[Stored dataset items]
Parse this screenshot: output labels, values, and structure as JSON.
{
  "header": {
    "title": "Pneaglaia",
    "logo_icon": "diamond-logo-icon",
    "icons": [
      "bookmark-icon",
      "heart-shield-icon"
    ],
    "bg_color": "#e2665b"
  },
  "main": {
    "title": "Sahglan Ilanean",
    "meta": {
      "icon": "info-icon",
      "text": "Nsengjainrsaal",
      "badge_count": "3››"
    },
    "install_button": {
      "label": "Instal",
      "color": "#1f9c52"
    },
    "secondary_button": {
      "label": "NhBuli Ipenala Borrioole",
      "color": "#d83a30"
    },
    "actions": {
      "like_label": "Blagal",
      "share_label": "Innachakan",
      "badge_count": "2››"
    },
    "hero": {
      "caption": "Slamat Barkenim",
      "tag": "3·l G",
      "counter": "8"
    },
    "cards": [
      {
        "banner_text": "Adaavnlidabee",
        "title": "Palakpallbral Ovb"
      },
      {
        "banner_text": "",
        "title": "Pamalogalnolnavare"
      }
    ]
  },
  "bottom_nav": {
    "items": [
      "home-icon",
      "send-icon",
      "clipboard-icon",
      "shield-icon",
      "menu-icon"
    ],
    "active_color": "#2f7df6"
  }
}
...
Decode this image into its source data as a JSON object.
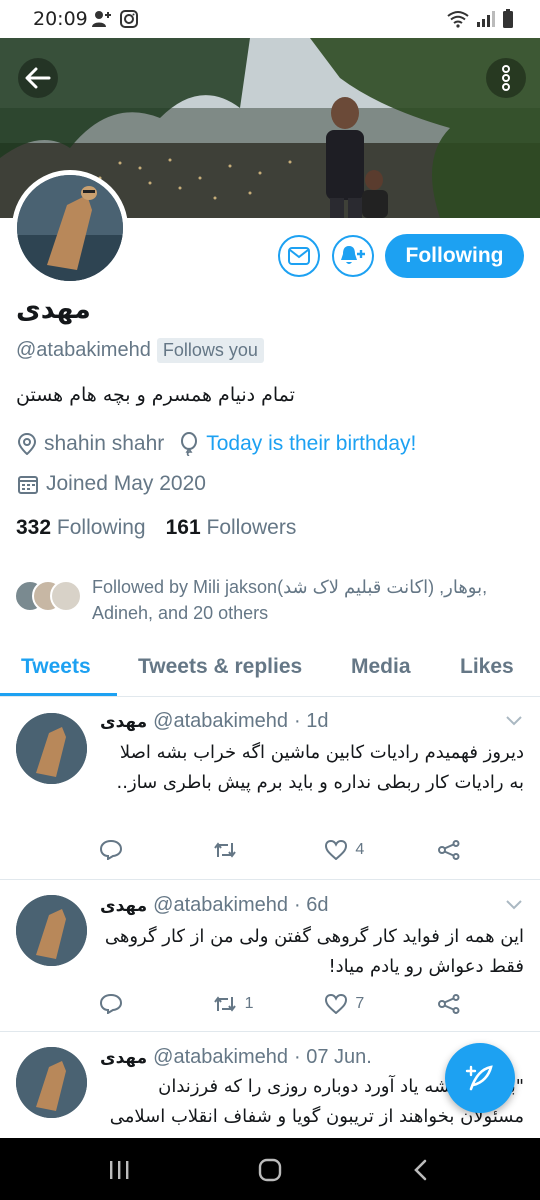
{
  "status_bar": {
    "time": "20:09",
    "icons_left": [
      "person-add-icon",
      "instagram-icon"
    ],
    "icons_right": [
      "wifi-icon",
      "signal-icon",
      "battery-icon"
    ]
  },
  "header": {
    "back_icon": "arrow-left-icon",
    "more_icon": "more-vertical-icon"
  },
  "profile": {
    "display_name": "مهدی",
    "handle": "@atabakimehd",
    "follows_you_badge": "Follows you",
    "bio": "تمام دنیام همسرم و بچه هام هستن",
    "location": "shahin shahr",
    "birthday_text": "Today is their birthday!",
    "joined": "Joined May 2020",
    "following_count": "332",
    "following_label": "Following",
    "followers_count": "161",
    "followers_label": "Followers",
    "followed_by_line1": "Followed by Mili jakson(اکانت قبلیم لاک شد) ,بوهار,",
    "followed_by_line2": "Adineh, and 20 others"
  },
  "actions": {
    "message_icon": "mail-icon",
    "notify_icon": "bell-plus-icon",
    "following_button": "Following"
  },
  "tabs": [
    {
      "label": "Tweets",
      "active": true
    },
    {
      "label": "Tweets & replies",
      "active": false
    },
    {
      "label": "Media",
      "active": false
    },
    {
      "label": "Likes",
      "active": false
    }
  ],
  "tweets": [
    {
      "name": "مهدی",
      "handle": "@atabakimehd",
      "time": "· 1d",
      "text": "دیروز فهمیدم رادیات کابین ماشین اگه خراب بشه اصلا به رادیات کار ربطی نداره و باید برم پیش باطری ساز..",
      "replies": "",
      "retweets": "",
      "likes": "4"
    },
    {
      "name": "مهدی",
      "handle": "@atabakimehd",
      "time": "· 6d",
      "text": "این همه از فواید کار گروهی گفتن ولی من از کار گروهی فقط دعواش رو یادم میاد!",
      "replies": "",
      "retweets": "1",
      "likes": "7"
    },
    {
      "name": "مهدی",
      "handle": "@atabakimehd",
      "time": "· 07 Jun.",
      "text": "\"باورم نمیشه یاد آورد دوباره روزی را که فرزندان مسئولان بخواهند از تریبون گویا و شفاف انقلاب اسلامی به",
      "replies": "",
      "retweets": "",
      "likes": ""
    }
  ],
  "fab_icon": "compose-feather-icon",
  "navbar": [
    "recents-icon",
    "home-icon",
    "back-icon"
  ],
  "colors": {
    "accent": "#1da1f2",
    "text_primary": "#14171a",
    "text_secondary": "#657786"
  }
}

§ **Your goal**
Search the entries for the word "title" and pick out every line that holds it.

§ **Answer for the task**
    "title": "Pneaglaia",
    "title": "Sahglan Ilanean",
        "title": "Palakpallbral Ovb"
        "title": "Pamalogalnolnavare"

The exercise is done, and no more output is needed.